I’m afraid I don’t know much about the grapes in this wine, nor how it was made.
So let’s forego the intro and jump straight into the wine.
It’s a beautiful rich pale golden colour with some haze. A shy nose that really doesn’t give you much more than green apples, cider, lemon peel, honeysuckle, pear, oxidative sourdough, and nuts. But it settles into a cheerful honey at the end.
Dry, high acidity and medium bodied. Again, apple cider and lemon are the first things that come to mind. Along with a salty nuttiness (walnuts?). I expected more of a silky mouthfeel, but this is tart and textured.
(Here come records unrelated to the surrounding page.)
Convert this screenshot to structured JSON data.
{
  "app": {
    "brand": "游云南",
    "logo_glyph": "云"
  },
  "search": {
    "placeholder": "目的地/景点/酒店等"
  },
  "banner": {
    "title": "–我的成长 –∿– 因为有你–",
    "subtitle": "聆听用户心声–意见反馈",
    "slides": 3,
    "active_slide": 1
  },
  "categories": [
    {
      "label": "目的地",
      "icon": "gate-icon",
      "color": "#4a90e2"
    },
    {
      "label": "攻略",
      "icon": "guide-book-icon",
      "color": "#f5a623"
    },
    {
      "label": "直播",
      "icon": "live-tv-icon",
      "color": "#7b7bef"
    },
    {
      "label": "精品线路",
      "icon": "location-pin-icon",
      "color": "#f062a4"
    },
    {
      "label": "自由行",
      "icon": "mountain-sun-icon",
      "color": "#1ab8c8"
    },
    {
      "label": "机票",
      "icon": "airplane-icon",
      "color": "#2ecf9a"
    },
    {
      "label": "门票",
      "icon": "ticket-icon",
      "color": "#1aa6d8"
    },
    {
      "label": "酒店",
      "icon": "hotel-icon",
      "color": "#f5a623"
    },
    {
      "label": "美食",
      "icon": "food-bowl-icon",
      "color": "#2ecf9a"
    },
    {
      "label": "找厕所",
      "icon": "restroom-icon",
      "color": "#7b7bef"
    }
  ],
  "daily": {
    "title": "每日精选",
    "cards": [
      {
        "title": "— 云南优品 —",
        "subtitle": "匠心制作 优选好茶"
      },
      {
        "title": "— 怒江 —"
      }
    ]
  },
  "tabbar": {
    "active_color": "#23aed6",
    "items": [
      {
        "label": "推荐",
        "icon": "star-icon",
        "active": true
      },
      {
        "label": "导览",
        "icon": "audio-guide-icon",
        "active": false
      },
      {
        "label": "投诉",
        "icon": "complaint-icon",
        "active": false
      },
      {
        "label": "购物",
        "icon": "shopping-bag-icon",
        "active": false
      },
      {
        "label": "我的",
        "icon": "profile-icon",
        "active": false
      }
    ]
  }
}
As much as I’m surprised by the mouthfeel, I’m enjoying this. It’s not the slippy, silky, sexy Semillon I expected. But if this is the intended wine, looking beyond the slightly elevated VA, I’m happy to drink this.
Empty glass sniff? Ripe apples, honey, hay, pears, caramel. There’re none of the cider notes in the empty glass. Which makes me wonder if the cider notes were an intentional choice for the winemaker who practices minimal intervention and methods that are as natural as possible? What do you think?
Viti & Vini:
Mphumeledi Ndlangisa makes wines without the aid of chemical or mechanical intervention…no destemmers or pumps or filters. Picture foot stomping. How romantic is that? He also uses little or no sulphur in his wines. How admirable is that?
Balance (0) + Length (1) + Intensity (1) + Complexity (1) = A good wine…only because we’ve deducted mega points for balance.
Drink now, not suitable for further ageing. Very much made in the natural style of wine. So if you’re not fond of the apple cider qualities in some natural wines, give this one a skip.
Today is Heritage Day in South Africa. Some people might call it Braai Day, but I love the idea of a day dedicated to our cultural heritage. I’ve been thinking about the legacy we’re building right now and how that pertains to my love for wine. A legacy that will become part of another generation’s heritage. A legacy that includes everyone…a legacy where I can enjoy one of the first grapes brought to the Cape being turned on its head into an interesting and stimulating natural wine made by someone who looks like me. Happy Heritage Day!
Find the Wine:
I picked up my wines from www.woodstockliquors.co.za who are one of few places to stock these wines. Their service was phenomenal.